No-Deal. May’s Deal. Managed Withdrawal. People’s Vote. Irish backstop.
Brexit has introduced a whole range of new terms to our public lexicon. It would also not be unfair to say that Brexit appears to have introduced a whole new tone to our public discourse- a tone of acrimony and anger; hostility and hate. Certainly, it is an issue that has divided the country cutting right across political, geographic and social lines.
For those of us involved in reconciliation work this might seem like an opportunity for us to step in. Surely if Brexit has created anything it is the urgent need for reconciliation at all levels of British society.

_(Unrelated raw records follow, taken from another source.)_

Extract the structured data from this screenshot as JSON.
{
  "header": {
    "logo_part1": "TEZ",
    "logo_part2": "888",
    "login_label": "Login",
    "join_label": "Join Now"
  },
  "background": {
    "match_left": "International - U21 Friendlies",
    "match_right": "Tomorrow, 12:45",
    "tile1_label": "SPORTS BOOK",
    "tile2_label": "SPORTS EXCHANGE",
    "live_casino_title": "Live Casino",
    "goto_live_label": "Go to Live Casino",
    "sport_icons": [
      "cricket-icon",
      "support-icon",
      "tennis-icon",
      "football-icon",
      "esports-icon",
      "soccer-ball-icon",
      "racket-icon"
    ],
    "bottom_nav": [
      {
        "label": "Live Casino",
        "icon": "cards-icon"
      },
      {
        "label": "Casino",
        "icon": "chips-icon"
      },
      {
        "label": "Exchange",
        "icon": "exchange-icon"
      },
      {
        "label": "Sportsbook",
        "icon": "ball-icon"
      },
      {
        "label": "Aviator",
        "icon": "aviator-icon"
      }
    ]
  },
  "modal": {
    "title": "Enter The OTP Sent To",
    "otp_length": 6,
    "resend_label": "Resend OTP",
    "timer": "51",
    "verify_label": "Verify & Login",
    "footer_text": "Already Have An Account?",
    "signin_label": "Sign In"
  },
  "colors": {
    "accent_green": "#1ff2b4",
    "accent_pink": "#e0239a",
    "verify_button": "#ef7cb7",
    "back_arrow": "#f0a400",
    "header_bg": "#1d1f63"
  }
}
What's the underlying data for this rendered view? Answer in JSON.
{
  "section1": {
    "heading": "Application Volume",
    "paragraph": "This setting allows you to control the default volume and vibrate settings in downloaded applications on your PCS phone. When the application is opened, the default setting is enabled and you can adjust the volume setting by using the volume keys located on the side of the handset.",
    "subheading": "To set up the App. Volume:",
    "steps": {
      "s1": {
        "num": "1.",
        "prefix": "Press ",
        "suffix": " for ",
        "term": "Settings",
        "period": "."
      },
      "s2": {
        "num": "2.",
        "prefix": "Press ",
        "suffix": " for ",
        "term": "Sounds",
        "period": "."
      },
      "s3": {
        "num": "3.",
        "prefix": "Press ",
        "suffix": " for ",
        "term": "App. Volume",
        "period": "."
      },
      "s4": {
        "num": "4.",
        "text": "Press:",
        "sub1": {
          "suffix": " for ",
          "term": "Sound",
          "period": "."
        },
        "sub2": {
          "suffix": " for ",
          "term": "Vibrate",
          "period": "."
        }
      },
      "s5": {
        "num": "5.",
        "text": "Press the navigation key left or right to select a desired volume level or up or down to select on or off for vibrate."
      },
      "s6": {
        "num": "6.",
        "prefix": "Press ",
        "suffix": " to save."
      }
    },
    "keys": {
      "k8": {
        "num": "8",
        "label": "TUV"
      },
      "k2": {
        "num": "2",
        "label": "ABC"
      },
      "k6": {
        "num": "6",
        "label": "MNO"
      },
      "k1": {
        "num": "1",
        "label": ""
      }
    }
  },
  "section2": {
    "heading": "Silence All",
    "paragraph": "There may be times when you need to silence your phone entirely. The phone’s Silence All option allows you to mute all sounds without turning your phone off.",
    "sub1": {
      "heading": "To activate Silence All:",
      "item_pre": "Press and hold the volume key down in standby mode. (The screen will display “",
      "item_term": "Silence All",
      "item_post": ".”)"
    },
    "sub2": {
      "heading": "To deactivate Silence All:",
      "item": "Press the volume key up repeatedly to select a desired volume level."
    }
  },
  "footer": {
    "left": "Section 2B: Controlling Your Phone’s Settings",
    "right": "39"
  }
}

This does, however, leave many of us in something of a quandary. As is the case with all of these epochal decisions, most of us feel fairly invested in this debate in a partisan way. Especially working for the Reconciliation Ministry here in Coventry- a ministry with many partners in Continental Europe and a long association with the broader European project (which extends far beyond the formal structures of the European Union)- it can seem hard to stand back and speak of reconciliation between two warring factions when you feel very much part of one of those factions.
For me, this is a feeling only highlighted by generational politics. Recent polling suggests upwards of 80% of those in the 18-24 age bracket would vote to remain in the EU- in sharp contrast to the much more Eurosceptic older generation. In conjunction with the disproportionate weight given to older voters in policy discussions (disproportionate, but not politically unwise given their propensity to vote), this has certainly produced an air of grievance amongst many younger people who feel as if decisions that weigh heavily in their future are being made without consulting them.
In an opinion piece such as this, I would be expected to reveal that I don’t find the above convincing and that. I would argue that, in fact, Brexit presents a wonderful range of opportunities for young reconcilers such as myself who are committed to the European project. It would be a wonderful “aha” moment and all would be well.
Unfortunately, that would be a lie. I don’t have any idea what an answer to the above dilemma is. To my mind, either I have to pretend that I’m somehow impartial on Brexit, or I have to acknowledge that I cannot be seriously involved in reconciliation surrounding Brexit. I would imagine this is a dilemma shared by the majority of those in the UK concerned with reconciliation- few of us could claim impartiality in the Brexit debate.
I am, at least, comforted by the knowledge that Brexit is far from the first conflict in history that has left reconcilers in a difficult position between a cause or side they strongly believe in and a need to reconcile opposing sides. One can hardly imagine that Desmond Tutu could claim impartiality in post-apartheid South Africa for example.
In fact I have a suspicion, a hope even, that most reconcilers are familiar with this problem- with trying to reconcile a scenario where we strongly identify with one side.
This makes reconciliation messy. It erodes the idea that reconcilers can stand above from a conflict and help make things better while not becoming part of that conflict. For Christians, this should be neither surprising, nor distressing.
If I am permitted a brief theological digression- Christians understand all reconciliation between people as only possible because of the reconciliation that has occurred between humanity and God. The Greek of 2 Corinthians 5 is clear that the ministry of reconciliation is not just given to us but placed inside us by the reconciliation of God to humanity through Jesus Christ. This divine reconciliation did not see God standing above the conflict- in the person of Jesus Christ very much got “stuck in” to our conflicts. Therefore, surely, true Reconciliation is not only often messy- but always messy, because reconcilers cannot but become part of a conflict.
And so, to bring things to a close, I can unashamedly say I am an opponent of Brexit and share this with many of my colleagues and yet this does not preclude our ability to do reconciling work in and around the Brexit debate. In fact, as a parting provocation, perhaps partisan involvement in the conflict- taking a stand either for or against- is necessary to reconcile the conflict. God only reconciled our conflicts by getting stuck in- perhaps the same is true for us.